Standardization is a framework of agreements for an industry to ensure the creation of well-performing systems, products, and services in accordance with set guidelines. And they’re used across a variety of industries, touching almost every part of our daily lives. For example, food safety standards help prevent food from being contaminated or otherwise unsafe to eat. IT security standards help keep sensitive information secure.
A prime example of the ‘network effect’
In the telecommunications field, standardization represents a collaborative process that is different from research and development (R&D) in most other fields, where companies and institutions keep all their technology protected and proprietary.
Because telecom companies like Ericsson bring their best insight and inventions to the table during the standardization process, they invest millions of dollars into R&D before a product is out in the field. And they rely on patent licensing to get fair and reasonable compensation for that investment. This, in turn, funds the next generation of telecom standards, accelerating the pace of development and creating a virtuous cycle of innovation.
The standardization process enables collaboration throughout the telecoms field as a whole. It allows the best ideas to surface and makes it possible for the technologies we depend on every day to exist and work together. Without cellular and connectivity standards, for example, an iPhone would just be an MP3 player. You wouldn’t be able to download a song to your smart speaker, or stream a football game on your phone, without standards. It’s that functionality that shows the value in the standards process.
“It’s a great example of the ‘network effect”, said Matteo Sabattini, Director of IP Policy for Ericsson. “If you have one phone, there’s a certain value in that. If that phone can connect to a group, that value goes up exponentially. With global standards, that phone can now connect to the whole world.”

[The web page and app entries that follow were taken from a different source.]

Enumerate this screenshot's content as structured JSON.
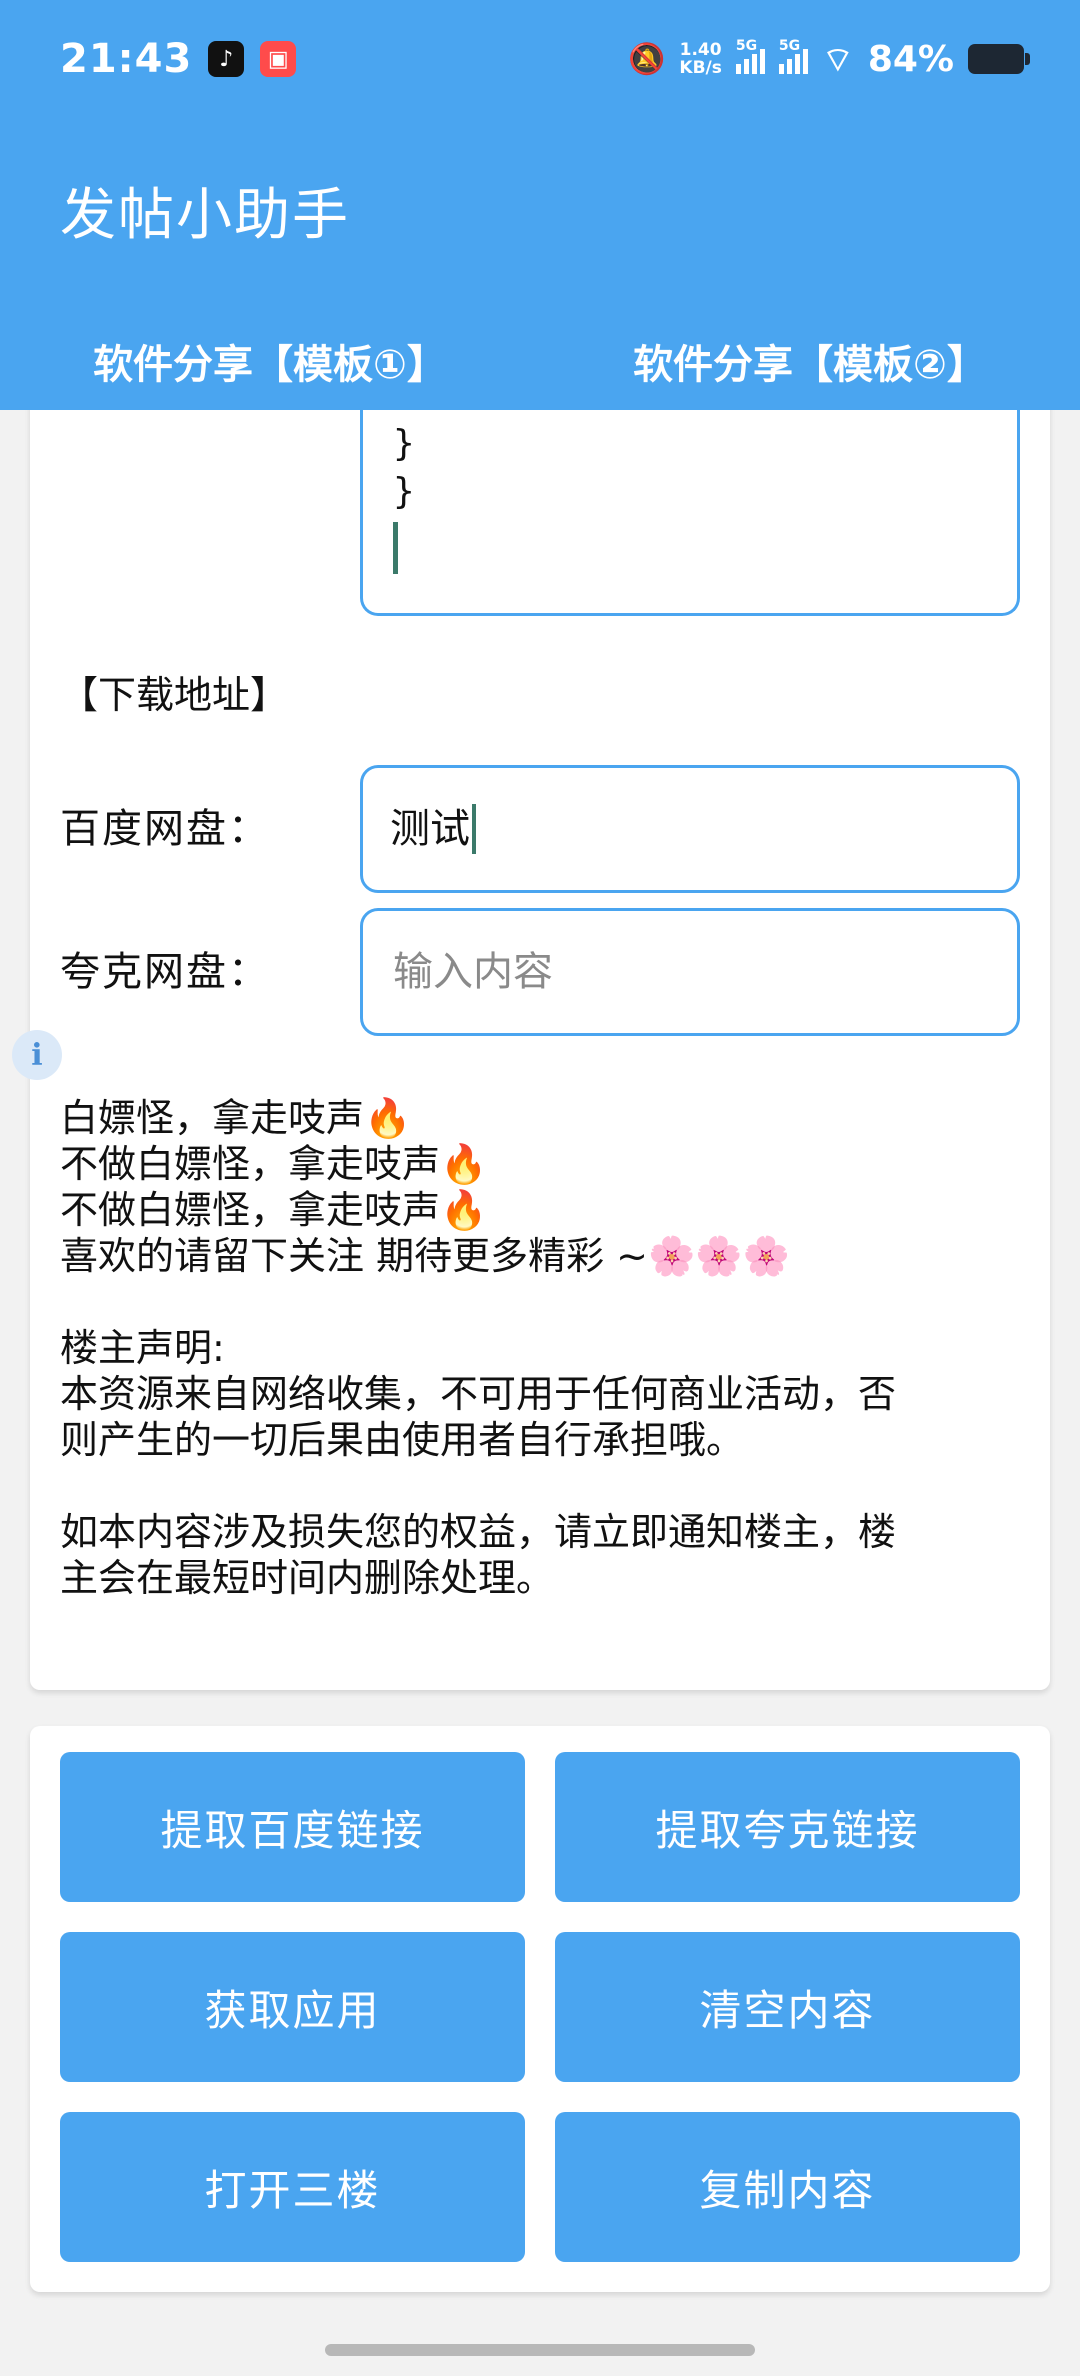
{
  "status_bar": {
    "time": "21:43",
    "app_icon_1": "♪",
    "app_icon_2": "▣",
    "mute_icon": "🔕",
    "net_speed_value": "1.40",
    "net_speed_unit": "KB/s",
    "sim1_tag": "5G",
    "sim2_tag": "5G",
    "wifi_icon": "⌔",
    "battery_percent": "84%"
  },
  "app": {
    "title": "发帖小助手"
  },
  "tabs": [
    {
      "label": "软件分享【模板①】"
    },
    {
      "label": "软件分享【模板②】"
    }
  ],
  "code_box": {
    "line_1": "}",
    "line_2": "}"
  },
  "download": {
    "section_label": "【下载地址】",
    "baidu_label": "百度网盘：",
    "baidu_value": "测试",
    "quark_label": "夸克网盘：",
    "quark_placeholder": "输入内容"
  },
  "info_icon": "i",
  "body": {
    "line_1": "白嫖怪，拿走吱声",
    "line_2": "不做白嫖怪，拿走吱声",
    "line_3": "不做白嫖怪，拿走吱声",
    "line_4": "喜欢的请留下关注 期待更多精彩 ~",
    "fire_emoji": "🔥",
    "flower_emoji": "🌸🌸🌸",
    "disclaimer_title": "楼主声明:",
    "disclaimer_line_1": "本资源来自网络收集，不可用于任何商业活动，否",
    "disclaimer_line_2": "则产生的一切后果由使用者自行承担哦。",
    "notice_line_1": "如本内容涉及损失您的权益，请立即通知楼主，楼",
    "notice_line_2": "主会在最短时间内删除处理。"
  },
  "buttons": {
    "extract_baidu": "提取百度链接",
    "extract_quark": "提取夸克链接",
    "get_app": "获取应用",
    "clear_content": "清空内容",
    "open_third_floor": "打开三楼",
    "copy_content": "复制内容"
  },
  "colors": {
    "primary": "#4aa5f0",
    "caret": "#3b7a6a",
    "background": "#f2f2f2"
  }
}
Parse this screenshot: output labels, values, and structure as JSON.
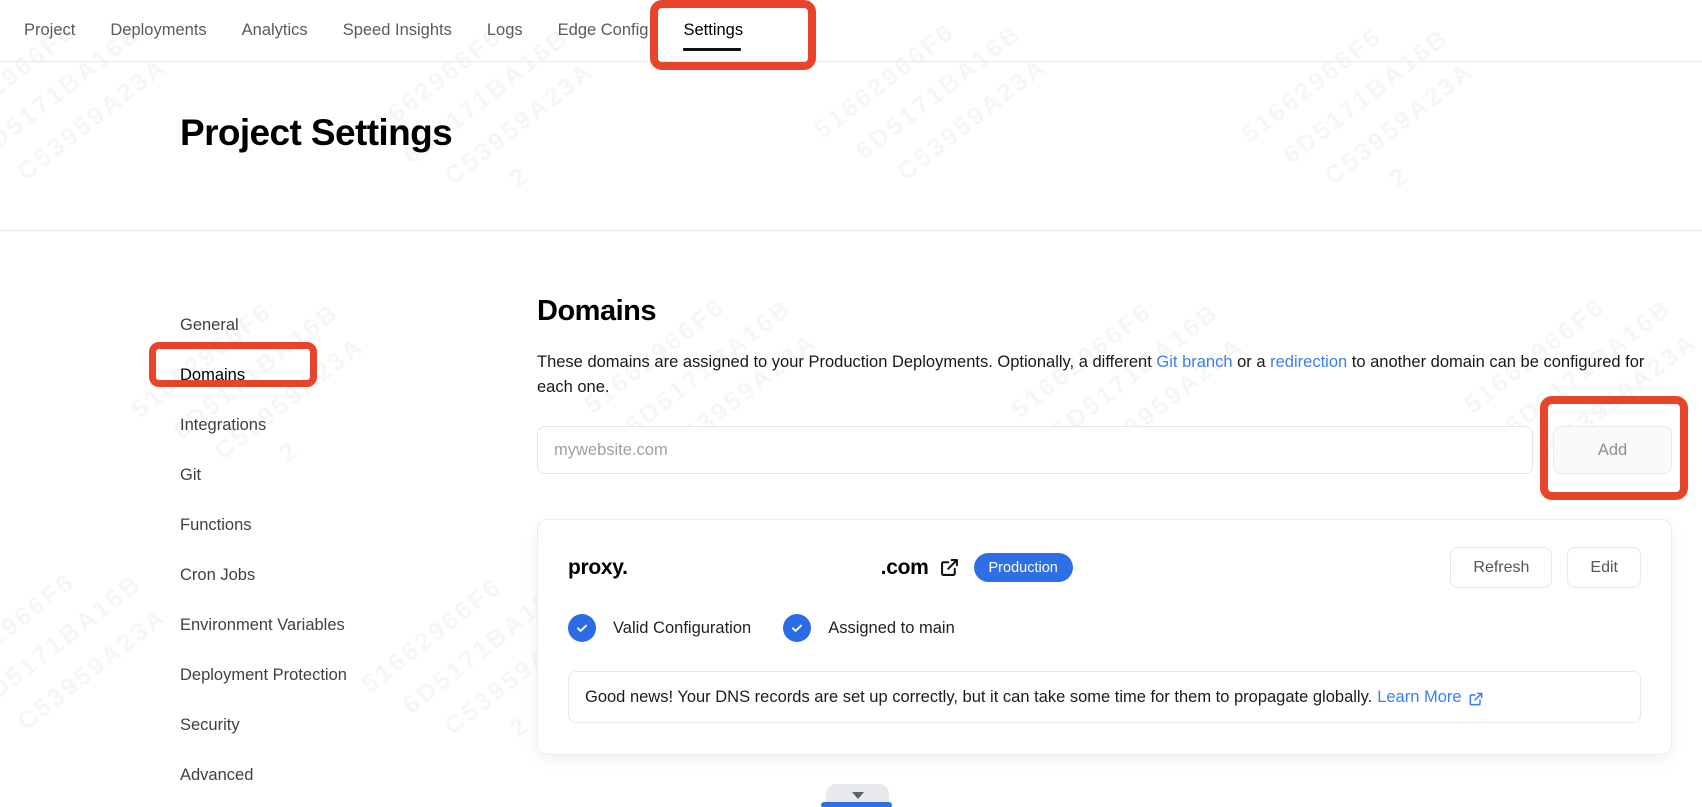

Ericsson’s leadership in standardization
From 2G to 5G and beyond, Ericsson has been at the forefront of developing standards that meet the needs of consumers, various industries, and society as a whole. When it comes to bringing new generations to life, there’s a lot that goes on behind the scenes. For instance, Ericsson’s researchers had a vision of what 5G could become as far back in 2010 and 2011, and worked for years to bring their vision to fruition along with other industry experts.
Ericsson’s global collaborations with others have been crucial in developing standards. The 3rd Generation Partnership Project (3GPP) is a consortium comprised of a number of standards organizations which work together to develop protocols for the mobile telecommunications industry. For instance, as an entirely new system with new use cases and cloud realizations, 5G needed a solid mechanism to offer lasting security at scale. As part of the 3GPP, Ericsson led a working group called SA3 to set these critical 5G standards.
For the good of society, the cycle of innovation must be protected
The pace of innovation, particularly when it comes to cellular technology, has somewhat opened the eyes of government officials regarding the importance of standards. But the system that drives that accelerated cycle must be protected. Any weakening of the patent system and denial of fair and reasonable royalties to inventors could break the cycle, disincentivizing companies from participating in standardization. This could lead to a system of siloed, proprietary technology and stagnated innovation.
Thanks to open mobile standards, people around the world can work smarter, connect easily, and enjoy reliable, cutting-edge technology. As we celebrate World Standards Day, we’re honored to play a role in shaping the standards that allow us to continue innovating as we now invest in 6G and beyond.
"A lot of the technology that we enjoy today exists because there was a decision made that we want the standard to be open,” said Sabattini. “It's good for society."